5 Structural Classification Fibrous joints (synarthroses): adjacent bones are joined by collagen fibers. 3 kinds:- sutures, gomphoses and syndesmoses.Cartilaginous joints (amphiarthroses): two bones are joined by cartilage. 2 kinds:- synchondroses, and symphyses.Synovial joints (Diarthroses): freely movable and most common joint in the body.
6 Joint mobility comparison Note that as mobility decreases, stability increases.
9 Synovial Joints (diarthroses) this type of joint is defined by the presence of a joint cavity filled with fluid.Most joints of the body fall into this class.Examples: knee joint, elbow joint, shoulder and hip joints and the phalanges of hands and feet, etc.
10 Structures in a Synovial Joint articular capsule – external and internaljoint/synovial cavity – filled with synovial fluidarticular cartilage – Hyaline cartilagesynovial fluid – viscous/ clear colorless fluidligaments – give the joint reinforcement and strengthNerves – provide feelings of pain and stretch7. Vessels - provide nutrients to joint
13 Additional joint structures Ligaments- join bones to bonesConsists of dense regular connective tissue.Tendons- join muscles to boneBursae- fibrous sac lined with synovial membrane and containing synovial fluidOccurs between bones and tendons or musclesActs to decrease friction during movement
14 Accessory joint structures fatty pads - cushioningmenisci – tough fibrocartilagebursae -flattened fibrous sac lined by synovial membrane.tendon sheaths -fibrous tissue connecting a muscle to a bone
15 Knee joint structures Articular capsule Synovial membrane Medial and lateral menisciSuprapatellar, infrapatellar and prepatellar bursaeAnterior and posterior cruciate ligamentsTibial and fibular collateral ligamentsPatellar capsuleArticular cartilageTendon of quadriceps femoris
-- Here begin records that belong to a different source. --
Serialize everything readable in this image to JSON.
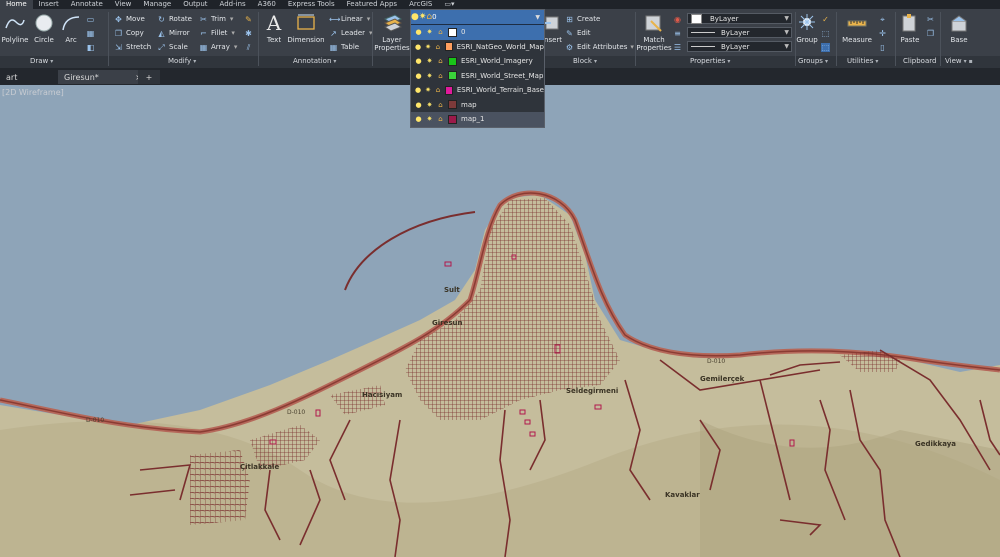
{
  "menu": [
    "Home",
    "Insert",
    "Annotate",
    "View",
    "Manage",
    "Output",
    "Add-ins",
    "A360",
    "Express Tools",
    "Featured Apps",
    "ArcGIS"
  ],
  "ribbon": {
    "draw": {
      "polyline": "Polyline",
      "circle": "Circle",
      "arc": "Arc",
      "panel": "Draw"
    },
    "modify": {
      "move": "Move",
      "copy": "Copy",
      "stretch": "Stretch",
      "rotate": "Rotate",
      "mirror": "Mirror",
      "scale": "Scale",
      "trim": "Trim",
      "fillet": "Fillet",
      "array": "Array",
      "panel": "Modify"
    },
    "annotation": {
      "text": "Text",
      "dimension": "Dimension",
      "linear": "Linear",
      "leader": "Leader",
      "table": "Table",
      "panel": "Annotation"
    },
    "layers": {
      "layer_properties": "Layer\nProperties",
      "current_layer": "0"
    },
    "block": {
      "insert": "Insert",
      "create": "Create",
      "edit": "Edit",
      "edit_attributes": "Edit Attributes",
      "panel": "Block"
    },
    "properties": {
      "match": "Match\nProperties",
      "color": "ByLayer",
      "linetype": "ByLayer",
      "lineweight": "ByLayer",
      "panel": "Properties"
    },
    "groups": {
      "group": "Group",
      "panel": "Groups"
    },
    "utilities": {
      "measure": "Measure",
      "panel": "Utilities"
    },
    "clipboard": {
      "paste": "Paste",
      "panel": "Clipboard"
    },
    "view": {
      "base": "Base",
      "panel": "View"
    }
  },
  "doc_tabs": {
    "start": "art",
    "active": "Giresun*",
    "add": "+"
  },
  "viewport_label": "[2D Wireframe]",
  "layer_dropdown": {
    "current": "0",
    "layers": [
      {
        "name": "0",
        "color": "#ffffff"
      },
      {
        "name": "ESRI_NatGeo_World_Map",
        "color": "#ff9e5e"
      },
      {
        "name": "ESRI_World_Imagery",
        "color": "#19c419"
      },
      {
        "name": "ESRI_World_Street_Map",
        "color": "#3ad13a"
      },
      {
        "name": "ESRI_World_Terrain_Base",
        "color": "#e01a9c"
      },
      {
        "name": "map",
        "color": "#7d3a3a"
      },
      {
        "name": "map_1",
        "color": "#9b1a4a"
      }
    ],
    "selected_index": 6
  },
  "map_labels": {
    "sultan": "Sult",
    "giresun": "Giresun",
    "hacisiyam": "Hacısiyam",
    "seldegirmeni": "Seldegirmeni",
    "gemilercek": "Gemilerçek",
    "citlakkale": "Çitlakkale",
    "gedikkaya": "Gedikkaya",
    "kavaklar": "Kavaklar",
    "d010a": "D-010",
    "d010b": "D-010",
    "d010c": "D-010"
  },
  "colors": {
    "sea": "#8ea4b8",
    "land": "#c7c0a0",
    "roads": "#7a2e2e",
    "highway": "#b5685a",
    "accent": "#3d6fae"
  }
}
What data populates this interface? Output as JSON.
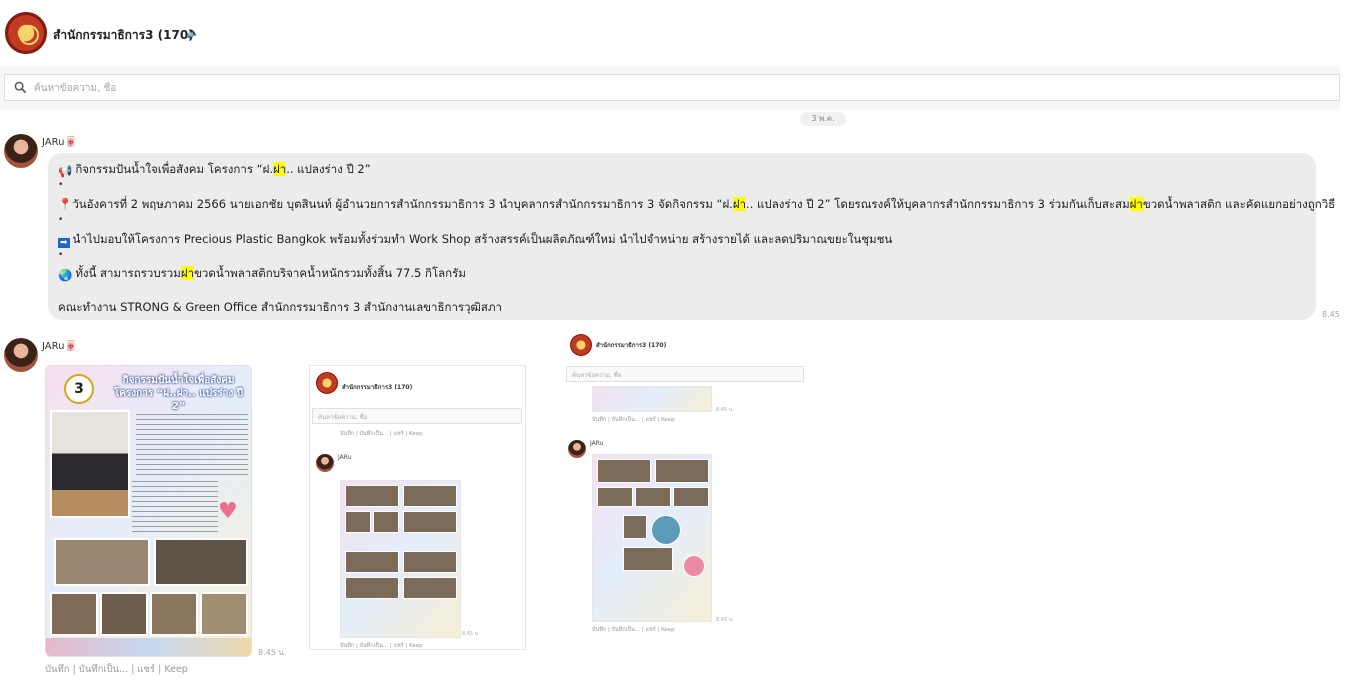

21 Movements allowed by Synovial Joints 1. gliding – - bony surfaces of bone slide or glide over each other2. flexion –- bending movement that decreases the angle3. extension – movement the increases the angle, opposite of lexion4. abduction –moving away from longitudinal axis5. adduction –movement toward the longitudinal axis6. circumduction –movement of the limb such that it describes a cone7. rotation – turning the bone or limb around its long axis8. supination –rotating the forearm laterally such that the palm faces superiorly
22 Movements allowed by Synovial Joints 9. pronation –- rotating the forearm medially such that the palm faces inferiorly10. inversion –- sole of the foot faces or turns medially11. eversion –- sole of the foot turn laterally12. protraction –-juttting out of the jaw13. retraction –- moving the jaw backward14. elevation –- lifting the limb or body superiorly15. depression –- moving the body part inferiorly16. opposition –- to bring the thumb and index finger tips together